“One of my friends overdosed on painkillers and almost passed away,” Horton said. “Then in high school and college I watched a lot of friends battle abusive prescription drugs and even today they still battle with addiction.”
On May 13, Horton continued her battle against prescription drug abuse holding a Drop the Drugs 5K at Murray Park, a fun run and walk where people could drop off old and unused prescription drugs.
“It’s awesome,” Horton said. “You never know putting something like this on for the first time how many people you’re going to get and we had a really good turnout. I’m really pleasantly surprised.”
More than 60 people attended the event which raised over $500. All proceeds went to benefit local organizations that work with prescription drug abuse prevention.
Horton teamed up with sponsors Select Health and its parent company Intermountain Healthcare for the event. They provided water and T-shirts for the participants.
“When (Horton) told us she was doing a take back event we were like, ‘sweet! We got to partner with her. What can we do to help?’,” said Janae Letterman, committee benefit chair for Select Health.

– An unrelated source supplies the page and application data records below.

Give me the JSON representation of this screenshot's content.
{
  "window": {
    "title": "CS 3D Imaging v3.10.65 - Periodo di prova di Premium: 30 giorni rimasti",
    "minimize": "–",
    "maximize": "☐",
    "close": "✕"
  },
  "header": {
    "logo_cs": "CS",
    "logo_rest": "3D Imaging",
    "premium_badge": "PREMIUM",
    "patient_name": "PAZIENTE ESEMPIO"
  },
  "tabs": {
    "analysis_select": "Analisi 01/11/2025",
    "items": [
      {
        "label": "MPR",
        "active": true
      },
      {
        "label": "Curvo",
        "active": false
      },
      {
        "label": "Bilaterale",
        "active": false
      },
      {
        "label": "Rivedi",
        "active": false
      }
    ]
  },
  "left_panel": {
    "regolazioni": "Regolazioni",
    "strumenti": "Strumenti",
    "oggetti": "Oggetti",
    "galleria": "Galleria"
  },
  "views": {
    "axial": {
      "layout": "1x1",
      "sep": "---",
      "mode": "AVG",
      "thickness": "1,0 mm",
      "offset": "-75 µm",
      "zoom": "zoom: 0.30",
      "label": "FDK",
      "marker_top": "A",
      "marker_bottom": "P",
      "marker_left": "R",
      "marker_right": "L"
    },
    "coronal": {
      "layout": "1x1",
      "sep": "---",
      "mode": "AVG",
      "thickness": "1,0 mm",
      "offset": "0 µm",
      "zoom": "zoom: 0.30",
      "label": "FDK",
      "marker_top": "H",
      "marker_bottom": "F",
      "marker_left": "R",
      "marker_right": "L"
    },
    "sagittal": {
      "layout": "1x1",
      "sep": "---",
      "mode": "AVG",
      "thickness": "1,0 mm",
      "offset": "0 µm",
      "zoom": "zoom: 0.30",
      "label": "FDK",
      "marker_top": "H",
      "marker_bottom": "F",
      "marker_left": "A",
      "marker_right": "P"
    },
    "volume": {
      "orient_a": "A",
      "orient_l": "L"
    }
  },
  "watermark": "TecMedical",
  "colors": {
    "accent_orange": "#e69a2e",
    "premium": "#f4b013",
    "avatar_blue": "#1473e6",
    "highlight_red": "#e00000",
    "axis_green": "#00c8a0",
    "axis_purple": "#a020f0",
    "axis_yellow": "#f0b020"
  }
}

Horton’s manifesto since she was crowned Miss Murray in September is “Use only as directed: the prevention of prescription drug abuse.” Utah has seen a 400 percent increase since 2000 in deaths from prescription drug abuse. And according to the Utah Health Department, Murray City has a higher rate than the state average.
“It is a problem that’s taking over our state, taking over our country,” Horton said.
It’s why Horton is not only holding drug take back events, she’s also provided prevention education with every fifth grader in the Murray School District. She’s worked with the Utah Health Department, IHC and Select Health. She’s also spoken with various junior high and high school health classes.
“She’s spreading that influence and making people realize, oh my doctor gave me these 30 pills but I don’t really need to keep them in my cabinet,” Letterman said. “Any kind of education like this is awesome.”
Taylor Read, who finished first in the 5K, said you might not even realize when people are experiencing problems.
“It’s something that a lot of people, just average people that live normal lives, don’t think about on everyday basis,” Read said.
Letterman said many people don’t realize what the word—opioid—means. That they are drugs that doctors give you and that they’re “as bad as heroin.”
“The biggest thing,” Horton said, “is just avoid using. If you can avoid using painkillers at all in your life, that’s ideal.”
She added that it’s just as important to dispose of the painkillers—such as Percocet—when they are no longer needed or limiting their use. When a doctor prescribes a bottle of pills for surgery or wisdom teeth removal, she said, you “really don’t need that whole bottle.”
Letterman said Tylenol and ibuprofen can oftentimes be just as effective.
Disseminating this information has kept Horton busy, but she said it is well worth it.
“It’s been amazing… just the people you get to interact with, the people you meet, the connections you make are really rewarding,” she said.
Horton is gearing up to compete for Miss Utah in June, but she’s currently working with the Utah Health Policy Project and intends to get her master’s degree in healthcare administration.
“It’s important for her and people to get out there and educate so the fact that she’s out there amongst the people is great,” Letterman said.